* _EXERCISE_
Pick each line containing "with" out of the records.

* _DATA RECORDS_
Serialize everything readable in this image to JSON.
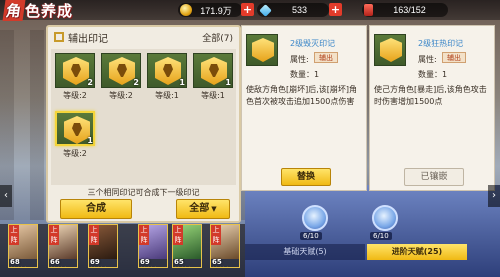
{
  "header": {
    "title_first": "角",
    "title_rest": "色养成",
    "gold": "171.9万",
    "gems": "533",
    "stamina": "163/152",
    "plus_label": "+"
  },
  "mark_panel": {
    "title": "辅出印记",
    "count_label": "全部(7)",
    "marks": [
      {
        "count": "2",
        "level": "等级:2"
      },
      {
        "count": "2",
        "level": "等级:2"
      },
      {
        "count": "1",
        "level": "等级:1"
      },
      {
        "count": "1",
        "level": "等级:1"
      },
      {
        "count": "1",
        "level": "等级:2"
      }
    ],
    "tip": "三个相同印记可合成下一级印记",
    "combine_label": "合成",
    "filter_label": "全部",
    "filter_caret": "▼"
  },
  "detail_cards": [
    {
      "name": "2级毁灭印记",
      "attr_label": "属性:",
      "attr_value": "辅出",
      "qty": "数量：1",
      "desc": "使敌方角色[崩坏]后,该[崩坏]角色首次被攻击追加1500点伤害",
      "button": "替换"
    },
    {
      "name": "2级狂热印记",
      "attr_label": "属性:",
      "attr_value": "辅出",
      "qty": "数量：1",
      "desc": "使己方角色[暴走]后,该角色攻击时伤害增加1500点",
      "button": "已镶嵌"
    }
  ],
  "talent": {
    "node_counts": [
      "6/10",
      "6/10"
    ],
    "tab_basic": "基础天赋(5)",
    "tab_advanced": "进阶天赋(25)"
  },
  "heroes": [
    {
      "level": "68",
      "tag": "上阵",
      "stars": "★★★★★"
    },
    {
      "level": "66",
      "tag": "上阵",
      "stars": "★★★★★"
    },
    {
      "level": "69",
      "tag": "上阵",
      "stars": "★★★★★"
    },
    {
      "level": "69",
      "tag": "上阵",
      "stars": "★★★★★"
    },
    {
      "level": "65",
      "tag": "上阵",
      "stars": "★★★★★"
    },
    {
      "level": "65",
      "tag": "上阵",
      "stars": "★★★★★"
    }
  ],
  "colors": {
    "accent_yellow": "#f0b914",
    "brand_red": "#d23a2a",
    "name_blue": "#3a86c8"
  }
}
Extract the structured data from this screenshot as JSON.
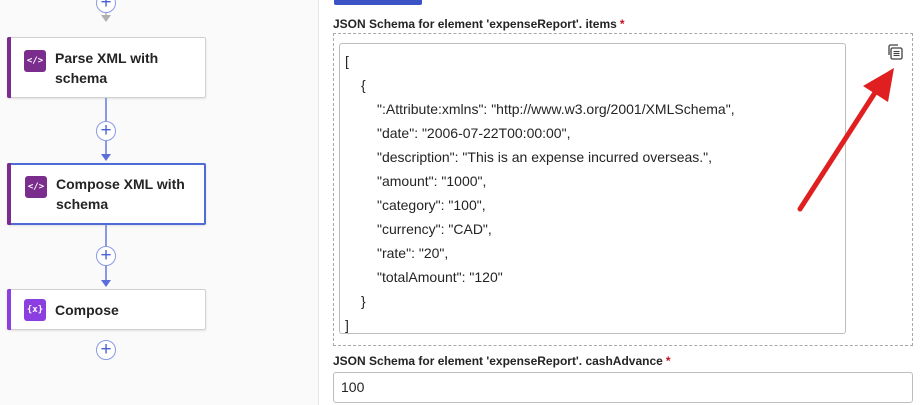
{
  "workflow": {
    "steps": [
      {
        "title": "Parse XML with schema",
        "icon": "xml-action-icon",
        "color": "#7b2d8e",
        "selected": false
      },
      {
        "title": "Compose XML with schema",
        "icon": "xml-action-icon",
        "color": "#7b2d8e",
        "selected": true
      },
      {
        "title": "Compose",
        "icon": "compose-braces-icon",
        "color": "#8b3fe0",
        "selected": false
      }
    ],
    "add_symbol": "+",
    "icon_glyphs": {
      "xml": "</>",
      "compose": "{x}"
    }
  },
  "panel": {
    "items_label": "JSON Schema for element 'expenseReport'. items",
    "items_required": "*",
    "items_json_lines": [
      "[",
      "{",
      "\":Attribute:xmlns\": \"http://www.w3.org/2001/XMLSchema\",",
      "\"date\": \"2006-07-22T00:00:00\",",
      "\"description\": \"This is an expense incurred overseas.\",",
      "\"amount\": \"1000\",",
      "\"category\": \"100\",",
      "\"currency\": \"CAD\",",
      "\"rate\": \"20\",",
      "\"totalAmount\": \"120\"",
      "}",
      "]"
    ],
    "cash_label": "JSON Schema for element 'expenseReport'. cashAdvance",
    "cash_required": "*",
    "cash_value": "100",
    "copy_icon": "copy-to-array-icon",
    "annotation_arrow_color": "#e02020",
    "accent_color": "#3b53c5"
  }
}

* _PROBLEM SOLUTION_
        "title": "Parse XML with schema",
        "title": "Compose XML with schema",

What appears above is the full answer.